For this exercise, return all the data exactly as it stands.

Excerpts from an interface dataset
============

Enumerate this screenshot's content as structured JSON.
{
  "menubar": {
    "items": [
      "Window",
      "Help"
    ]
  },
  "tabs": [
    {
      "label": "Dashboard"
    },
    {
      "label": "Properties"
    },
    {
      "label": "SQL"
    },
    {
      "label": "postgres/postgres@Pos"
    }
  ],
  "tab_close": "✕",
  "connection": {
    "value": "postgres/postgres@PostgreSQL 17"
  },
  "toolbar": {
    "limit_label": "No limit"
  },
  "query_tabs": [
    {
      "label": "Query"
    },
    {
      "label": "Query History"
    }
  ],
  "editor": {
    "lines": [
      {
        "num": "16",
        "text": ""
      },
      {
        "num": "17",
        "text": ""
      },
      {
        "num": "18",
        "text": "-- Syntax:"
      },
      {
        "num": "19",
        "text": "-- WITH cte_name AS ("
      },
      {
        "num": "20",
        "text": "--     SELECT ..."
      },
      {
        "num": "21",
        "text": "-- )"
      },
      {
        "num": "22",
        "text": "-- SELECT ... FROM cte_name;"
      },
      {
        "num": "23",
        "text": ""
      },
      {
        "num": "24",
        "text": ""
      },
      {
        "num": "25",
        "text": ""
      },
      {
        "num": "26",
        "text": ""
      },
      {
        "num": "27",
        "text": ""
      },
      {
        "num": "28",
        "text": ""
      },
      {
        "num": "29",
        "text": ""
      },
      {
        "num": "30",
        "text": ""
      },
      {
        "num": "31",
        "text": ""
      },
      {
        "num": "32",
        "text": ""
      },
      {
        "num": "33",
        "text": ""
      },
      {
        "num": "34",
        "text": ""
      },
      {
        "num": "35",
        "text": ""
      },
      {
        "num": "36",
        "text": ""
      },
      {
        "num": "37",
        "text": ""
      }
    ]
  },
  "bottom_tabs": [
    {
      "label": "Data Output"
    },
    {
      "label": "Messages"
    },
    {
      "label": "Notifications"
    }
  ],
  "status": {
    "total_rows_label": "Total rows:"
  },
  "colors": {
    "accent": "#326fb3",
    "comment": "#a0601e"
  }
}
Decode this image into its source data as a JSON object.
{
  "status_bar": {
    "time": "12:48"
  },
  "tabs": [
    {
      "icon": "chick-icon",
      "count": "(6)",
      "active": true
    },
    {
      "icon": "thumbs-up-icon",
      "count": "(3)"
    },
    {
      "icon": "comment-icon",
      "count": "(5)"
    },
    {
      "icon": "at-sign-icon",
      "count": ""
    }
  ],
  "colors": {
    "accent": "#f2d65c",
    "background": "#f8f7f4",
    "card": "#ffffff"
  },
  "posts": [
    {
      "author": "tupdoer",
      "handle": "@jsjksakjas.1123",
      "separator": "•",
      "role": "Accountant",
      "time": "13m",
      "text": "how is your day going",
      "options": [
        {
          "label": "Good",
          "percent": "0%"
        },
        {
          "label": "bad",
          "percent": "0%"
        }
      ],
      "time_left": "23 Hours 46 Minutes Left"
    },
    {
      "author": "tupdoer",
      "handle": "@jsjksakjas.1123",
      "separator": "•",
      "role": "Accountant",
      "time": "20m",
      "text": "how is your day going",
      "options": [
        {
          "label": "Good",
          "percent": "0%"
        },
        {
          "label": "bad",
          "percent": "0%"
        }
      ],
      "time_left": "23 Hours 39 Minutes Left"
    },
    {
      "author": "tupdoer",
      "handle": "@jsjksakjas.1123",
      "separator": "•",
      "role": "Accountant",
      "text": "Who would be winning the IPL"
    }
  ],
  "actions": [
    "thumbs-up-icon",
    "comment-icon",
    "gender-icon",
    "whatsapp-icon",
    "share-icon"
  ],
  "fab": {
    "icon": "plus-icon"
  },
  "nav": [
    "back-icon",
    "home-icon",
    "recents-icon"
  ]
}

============

RESPONSE FOR THIS EXERCISE:
Enumerate this screenshot's content as structured JSON.
{
  "menubar": {
    "items": [
      "Window",
      "Help"
    ]
  },
  "tabs": [
    {
      "label": "Dashboard"
    },
    {
      "label": "Properties"
    },
    {
      "label": "SQL"
    },
    {
      "label": "postgres/postgres@Pos"
    }
  ],
  "tab_close": "✕",
  "connection": {
    "value": "postgres/postgres@PostgreSQL 17"
  },
  "toolbar": {
    "limit_label": "No limit"
  },
  "query_tabs": [
    {
      "label": "Query"
    },
    {
      "label": "Query History"
    }
  ],
  "editor": {
    "lines": [
      {
        "num": "16",
        "text": ""
      },
      {
        "num": "17",
        "text": ""
      },
      {
        "num": "18",
        "text": "-- Syntax:"
      },
      {
        "num": "19",
        "text": "-- WITH cte_name AS ("
      },
      {
        "num": "20",
        "text": "--     SELECT ..."
      },
      {
        "num": "21",
        "text": "-- )"
      },
      {
        "num": "22",
        "text": "-- SELECT ... FROM cte_name;"
      },
      {
        "num": "23",
        "text": ""
      },
      {
        "num": "24",
        "text": ""
      },
      {
        "num": "25",
        "text": ""
      },
      {
        "num": "26",
        "text": ""
      },
      {
        "num": "27",
        "text": ""
      },
      {
        "num": "28",
        "text": ""
      },
      {
        "num": "29",
        "text": ""
      },
      {
        "num": "30",
        "text": ""
      },
      {
        "num": "31",
        "text": ""
      },
      {
        "num": "32",
        "text": ""
      },
      {
        "num": "33",
        "text": ""
      },
      {
        "num": "34",
        "text": ""
      },
      {
        "num": "35",
        "text": ""
      },
      {
        "num": "36",
        "text": ""
      },
      {
        "num": "37",
        "text": ""
      }
    ]
  },
  "bottom_tabs": [
    {
      "label": "Data Output"
    },
    {
      "label": "Messages"
    },
    {
      "label": "Notifications"
    }
  ],
  "status": {
    "total_rows_label": "Total rows:"
  },
  "colors": {
    "accent": "#326fb3",
    "comment": "#a0601e"
  }
}
Decode this image into its source data as a JSON object.
{
  "status_bar": {
    "time": "12:48"
  },
  "tabs": [
    {
      "icon": "chick-icon",
      "count": "(6)",
      "active": true
    },
    {
      "icon": "thumbs-up-icon",
      "count": "(3)"
    },
    {
      "icon": "comment-icon",
      "count": "(5)"
    },
    {
      "icon": "at-sign-icon",
      "count": ""
    }
  ],
  "colors": {
    "accent": "#f2d65c",
    "background": "#f8f7f4",
    "card": "#ffffff"
  },
  "posts": [
    {
      "author": "tupdoer",
      "handle": "@jsjksakjas.1123",
      "separator": "•",
      "role": "Accountant",
      "time": "13m",
      "text": "how is your day going",
      "options": [
        {
          "label": "Good",
          "percent": "0%"
        },
        {
          "label": "bad",
          "percent": "0%"
        }
      ],
      "time_left": "23 Hours 46 Minutes Left"
    },
    {
      "author": "tupdoer",
      "handle": "@jsjksakjas.1123",
      "separator": "•",
      "role": "Accountant",
      "time": "20m",
      "text": "how is your day going",
      "options": [
        {
          "label": "Good",
          "percent": "0%"
        },
        {
          "label": "bad",
          "percent": "0%"
        }
      ],
      "time_left": "23 Hours 39 Minutes Left"
    },
    {
      "author": "tupdoer",
      "handle": "@jsjksakjas.1123",
      "separator": "•",
      "role": "Accountant",
      "text": "Who would be winning the IPL"
    }
  ],
  "actions": [
    "thumbs-up-icon",
    "comment-icon",
    "gender-icon",
    "whatsapp-icon",
    "share-icon"
  ],
  "fab": {
    "icon": "plus-icon"
  },
  "nav": [
    "back-icon",
    "home-icon",
    "recents-icon"
  ]
}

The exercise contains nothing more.